This appeal considered whether the Alcohol (Minimum Pricing) (Scotland) Act 2012 is incompatible with European Union law, and therefore unlawful under the Scotland Act 1998.
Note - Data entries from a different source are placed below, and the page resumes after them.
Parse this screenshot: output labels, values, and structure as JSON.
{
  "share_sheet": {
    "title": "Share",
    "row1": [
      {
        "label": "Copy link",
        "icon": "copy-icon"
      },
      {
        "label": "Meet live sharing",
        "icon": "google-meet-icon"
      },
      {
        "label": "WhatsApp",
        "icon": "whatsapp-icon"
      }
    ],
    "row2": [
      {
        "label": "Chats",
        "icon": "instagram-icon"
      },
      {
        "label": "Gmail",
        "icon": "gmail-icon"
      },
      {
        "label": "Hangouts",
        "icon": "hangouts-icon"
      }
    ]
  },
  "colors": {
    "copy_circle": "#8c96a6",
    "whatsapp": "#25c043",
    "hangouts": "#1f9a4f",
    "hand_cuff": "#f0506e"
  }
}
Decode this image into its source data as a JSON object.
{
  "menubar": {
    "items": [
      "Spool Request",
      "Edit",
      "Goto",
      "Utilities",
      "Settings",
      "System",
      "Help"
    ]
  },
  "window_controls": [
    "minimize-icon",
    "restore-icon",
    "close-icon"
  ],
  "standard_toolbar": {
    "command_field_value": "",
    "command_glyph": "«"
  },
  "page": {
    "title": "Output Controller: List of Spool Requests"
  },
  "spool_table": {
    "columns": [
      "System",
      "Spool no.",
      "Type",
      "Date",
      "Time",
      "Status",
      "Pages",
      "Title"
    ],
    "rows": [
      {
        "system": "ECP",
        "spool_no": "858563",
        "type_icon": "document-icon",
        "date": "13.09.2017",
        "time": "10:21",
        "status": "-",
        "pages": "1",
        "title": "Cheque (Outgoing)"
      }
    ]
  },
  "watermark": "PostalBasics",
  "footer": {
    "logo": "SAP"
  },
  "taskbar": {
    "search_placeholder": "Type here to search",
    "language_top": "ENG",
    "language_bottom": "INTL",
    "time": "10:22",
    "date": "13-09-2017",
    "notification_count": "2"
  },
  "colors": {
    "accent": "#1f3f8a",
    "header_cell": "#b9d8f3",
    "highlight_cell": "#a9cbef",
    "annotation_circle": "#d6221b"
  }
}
The Supreme Court held unanimously dismissed the appeal. The Court stated that the issues had to be considered in light of the CJEU ruling which had held that, where a national court examines national legislation in the light of the justification relating to the protection of health under TFEU art 36, it is bound to examine objectively whether it may reasonably be concluded that the means chosen are appropriate and the least restrictive for the attainment of the objectives pursued from the evidence submitted by the Member State concerned. The Supreme Court held that the objective of the Alcohol (Minimum Pricing) (Scotland) Act 2012 was that its costs should be made prohibitive for drinkers, thus striking at alcohol misuse and over-consumption manifesting themselves in particular in health and social problems. It rejected the appellants’ submission that an excise or tax would be a less restrictive and equally effective, and concluded that the comparison to be undertaken was between two incomparable values: (i) health and (ii) the market and economic impact on producers, wholesalers and retailers of alcoholic drinks across the EU. As the courts should not second guess the value which a domestic legislator puts on health, the Supreme Court considered there to be limited scope for the criticism made by the appellants about the lack of EU market impact evidence.
Aidan O’Neill QC was involved in this case.